  14. Dice the ham into small blocks (as small as you can get them) and add to the chicken.
  15. Add your chopped fresh herbs (we use parsley) for extra colour.
  16. Gently mix the ham and chopped herbs through the chicken and then add the thickened stock. Stir through.
  17. Taste and add salt and pepper if you prefer.


You can use defrosted flaky puff pastry, or you can make a cream cheese crust:

  1. Mix the butter, cream cheese and flour in a food processor.
  2. Sprinkle corn flour over a large, flat surface and roll out to a thickness of about 4 mm.

The pie

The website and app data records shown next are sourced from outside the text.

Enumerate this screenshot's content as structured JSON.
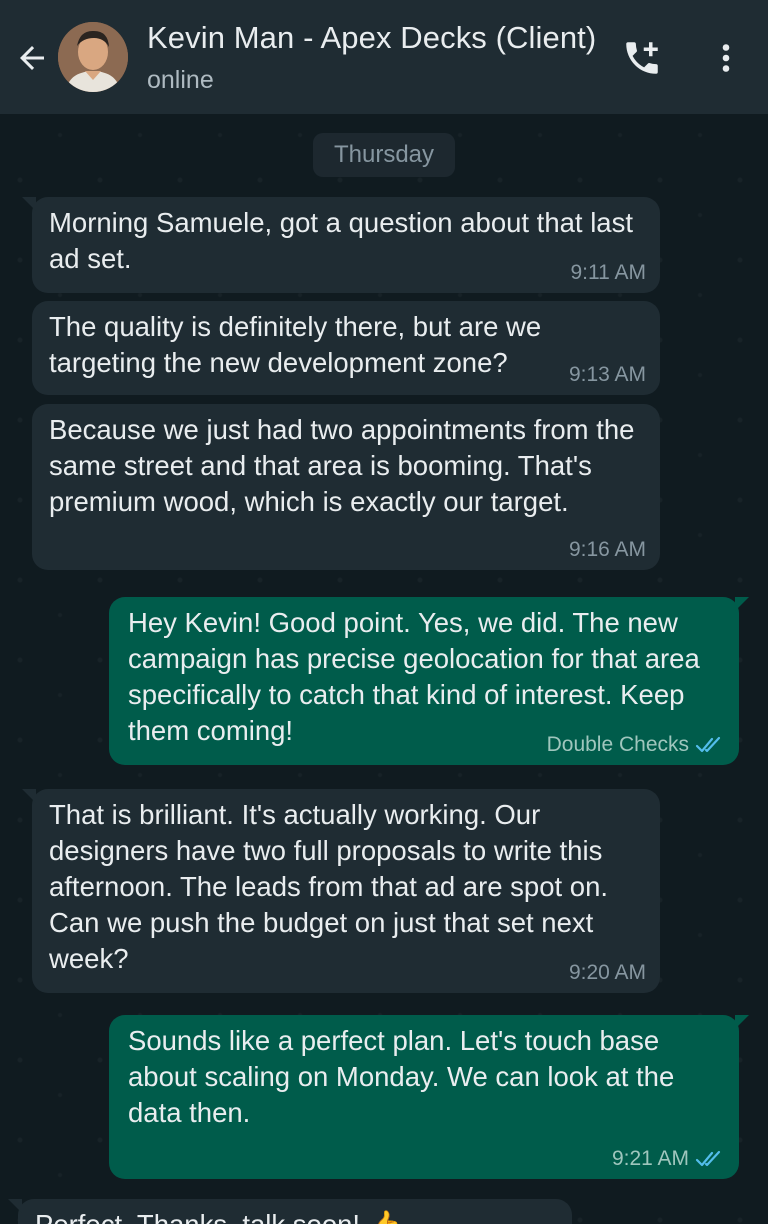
{
  "header": {
    "contact_name": "Kevin Man - Apex Decks (Client)",
    "status": "online",
    "back_icon": "arrow-left-icon",
    "call_icon": "add-call-icon",
    "menu_icon": "more-vertical-icon"
  },
  "chat": {
    "date_label": "Thursday",
    "messages": [
      {
        "direction": "in",
        "text": "Morning Samuele, got a question about that last ad set.",
        "time": "9:11 AM"
      },
      {
        "direction": "in",
        "text": "The quality is definitely there, but are we targeting the new development zone?",
        "time": "9:13 AM"
      },
      {
        "direction": "in",
        "text": "Because we just had two appointments from the same street and that area is booming. That's premium wood, which is exactly our target.",
        "time": "9:16 AM"
      },
      {
        "direction": "out",
        "text": "Hey Kevin! Good point. Yes, we did. The new campaign has precise geolocation for that area specifically to catch that kind of interest. Keep them coming!",
        "time": "Double Checks",
        "status_icon": "double-check-icon"
      },
      {
        "direction": "in",
        "text": "That is brilliant. It's actually working. Our designers have two full proposals to write this afternoon. The leads from that ad are spot on. Can we push the budget on just that set next week?",
        "time": "9:20 AM"
      },
      {
        "direction": "out",
        "text": "Sounds like a perfect plan. Let's touch base about scaling on Monday. We can look at the data then.",
        "time": "9:21 AM",
        "status_icon": "double-check-icon"
      },
      {
        "direction": "in",
        "text": "Perfect. Thanks, talk soon! 👍",
        "time": ""
      }
    ]
  },
  "colors": {
    "header_bg": "#1f2c33",
    "incoming_bubble": "#1f2c33",
    "outgoing_bubble": "#005c4b",
    "read_tick": "#53bdeb"
  }
}
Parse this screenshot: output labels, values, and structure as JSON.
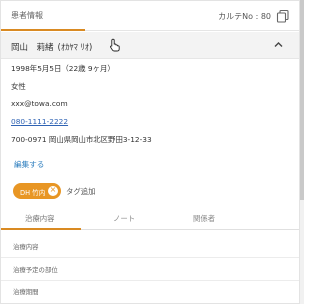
{
  "header": {
    "tab_label": "患者情報",
    "karte_label": "カルテNo : 80"
  },
  "patient": {
    "name": "岡山　莉緒",
    "kana": "(ｵｶﾔﾏ ﾘｵ)",
    "birth": "1998年5月5日（22歳 9ヶ月）",
    "gender": "女性",
    "email": "xxx@towa.com",
    "phone": "080-1111-2222",
    "address": "700-0971 岡山県岡山市北区野田3-12-33"
  },
  "actions": {
    "edit_label": "編集する"
  },
  "tags": {
    "chip_label": "DH 竹内",
    "add_label": "タグ追加"
  },
  "tabs": [
    {
      "label": "治療内容"
    },
    {
      "label": "ノート"
    },
    {
      "label": "関係者"
    }
  ],
  "treatment_rows": [
    {
      "label": "治療内容"
    },
    {
      "label": "治療予定の部位"
    },
    {
      "label": "治療期間"
    }
  ],
  "icons": {
    "copy": "copy-icon",
    "collapse": "chevron-up-icon",
    "cursor": "hand-cursor-icon",
    "chip_remove": "close-icon"
  },
  "colors": {
    "accent": "#e89624",
    "link": "#2f63b4",
    "edit_link": "#2f7fbf"
  }
}
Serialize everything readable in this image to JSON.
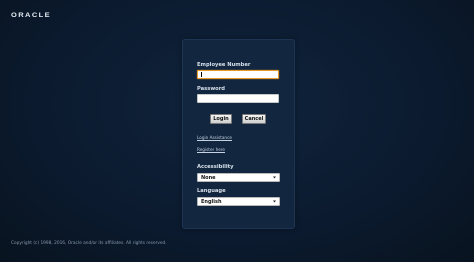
{
  "brand": {
    "logo_text": "ORACLE"
  },
  "login": {
    "employee_number_label": "Employee Number",
    "employee_number_value": "",
    "password_label": "Password",
    "password_value": "",
    "login_button": "Login",
    "cancel_button": "Cancel",
    "login_assistance_link": "Login Assistance",
    "register_link": "Register here",
    "accessibility_label": "Accessibility",
    "accessibility_selected": "None",
    "language_label": "Language",
    "language_selected": "English"
  },
  "footer": {
    "copyright": "Copyright (c) 1998, 2016, Oracle and/or its affiliates. All rights reserved."
  },
  "colors": {
    "background": "#0b1a2e",
    "panel": "#12263f",
    "focus_border": "#e59a2b"
  }
}
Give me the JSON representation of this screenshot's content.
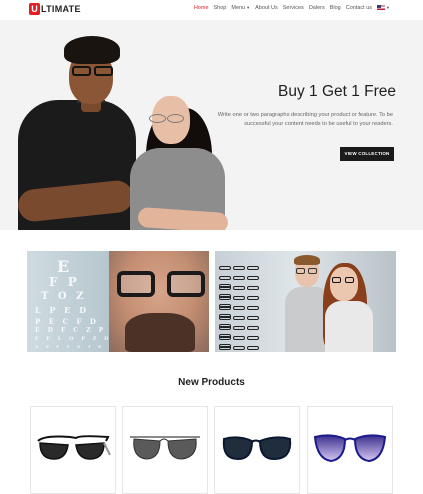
{
  "brand": {
    "logo_letter": "U",
    "name": "LTIMATE"
  },
  "nav": {
    "items": [
      {
        "label": "Home",
        "active": true
      },
      {
        "label": "Shop"
      },
      {
        "label": "Menu",
        "dropdown": true
      },
      {
        "label": "About Us"
      },
      {
        "label": "Services"
      },
      {
        "label": "Dalers"
      },
      {
        "label": "Blog"
      },
      {
        "label": "Contact us"
      }
    ],
    "language_flag": "us-flag-icon"
  },
  "hero": {
    "title": "Buy 1 Get 1 Free",
    "description": "Write one or two paragraphs describing your product or feature. To be successful your content needs to be useful to your readers.",
    "button_label": "VIEW COLLECTION"
  },
  "banners": {
    "eye_chart_rows": [
      "E",
      "F P",
      "T O Z",
      "L P E D",
      "P E C F D",
      "E D F C Z P",
      "F E L O P Z D",
      "D E F P O T E C"
    ]
  },
  "products_section": {
    "title": "New Products"
  },
  "products": [
    {
      "name": "black-sport-sunglasses"
    },
    {
      "name": "metal-aviator-sunglasses"
    },
    {
      "name": "navy-cat-eye-sunglasses"
    },
    {
      "name": "blue-purple-gradient-sunglasses"
    }
  ],
  "colors": {
    "accent": "#e31e24",
    "button": "#1a1a1a",
    "hero_bg": "#f3f3f3"
  }
}
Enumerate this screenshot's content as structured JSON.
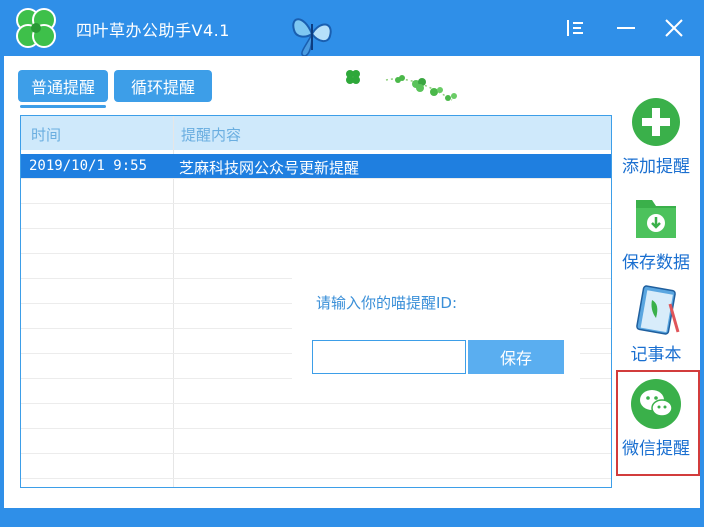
{
  "window": {
    "title": "四叶草办公助手V4.1",
    "logo_icon": "four-leaf-clover-icon",
    "decoration_icon": "butterfly-icon",
    "menu_icon": "menu-icon",
    "minimize_icon": "minimize-icon",
    "close_icon": "close-icon"
  },
  "tabs": [
    {
      "label": "普通提醒",
      "active": true
    },
    {
      "label": "循环提醒",
      "active": false
    }
  ],
  "list": {
    "columns": [
      "时间",
      "提醒内容"
    ],
    "rows": [
      {
        "time": "2019/10/1 9:55",
        "content": "芝麻科技网公众号更新提醒",
        "selected": true
      }
    ]
  },
  "wechat_prompt": {
    "label": "请输入你的喵提醒ID:",
    "input_value": "",
    "input_placeholder": "",
    "save_label": "保存"
  },
  "sidebar": {
    "items": [
      {
        "label": "添加提醒",
        "icon": "add-icon"
      },
      {
        "label": "保存数据",
        "icon": "folder-download-icon"
      },
      {
        "label": "记事本",
        "icon": "notebook-icon"
      },
      {
        "label": "微信提醒",
        "icon": "wechat-icon",
        "highlighted": true
      }
    ]
  },
  "colors": {
    "title_bar": "#2f8fe8",
    "accent": "#3d9ee8",
    "selected_row": "#1f7fe0",
    "header_bg": "#cfe9fb",
    "highlight_frame": "#d23c3c",
    "icon_green": "#3ab04a"
  }
}
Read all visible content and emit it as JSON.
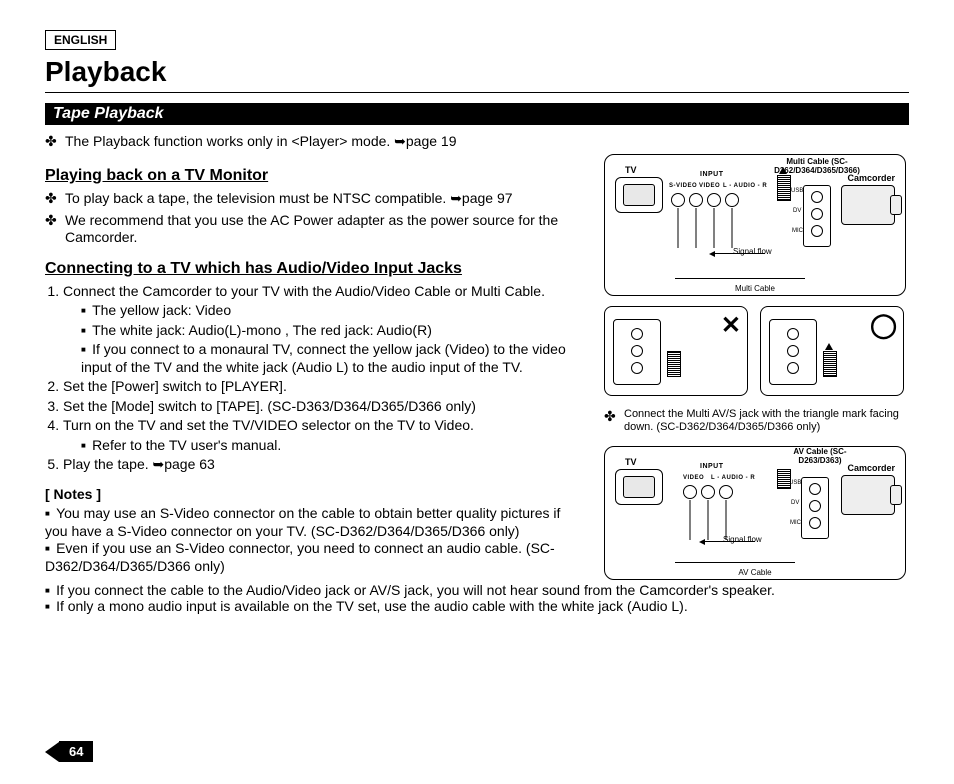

  1. Use a round oven pie dish that measures about 22 cm across and 5 cm deep.
  2. Line the pie dish with 2/3 of the rolled out pastry. Trim the excess, but let the pastry to hang over the edges a little bit. Add the trimmed pastry to the remainder and roll out into a large round shape a bit larger than your pie dish.
  3. Fill with the chicken mixture. It should be firm enough so that you can make the middle of the filling a bit higher than the sides, like a gently sloping hill. Leave 2.5 cm (1 inch) of crust exposed.
  4. Slice the cooked egg and cover the filling with it.
  5. Paint the exposed edges of the crust with beaten egg yolk. This will make the pastry stick together.
  6. Cover loosely with the remainder of the rolled out pastry.
  7. Press the top and bottom edges together with your fingers, but leave enough slack, because the pastry will shrink as it bakes.
  8. Feel free to shape the pressed pastry into a decorative shape (after all, you grandchildren will one day tell their children what your crust used to look like!)
  9. Make a few small holes in the pastry to allow steam to escape while baking.
  10. Brush the pastry with the remainder of the beaten egg yolk.
  11. Bake in a hot oven at 220°C for about 15 minutes, then lower heat to 180°C and bake another 40 minutes, or until the pastry is puffed up and golden brown, and chicken filling is steaming hot.
  12. When you can move the pie around a bit in the dish, or lift it’s one side, it’s done.


Serve it warm or cold, with a crispy green salad.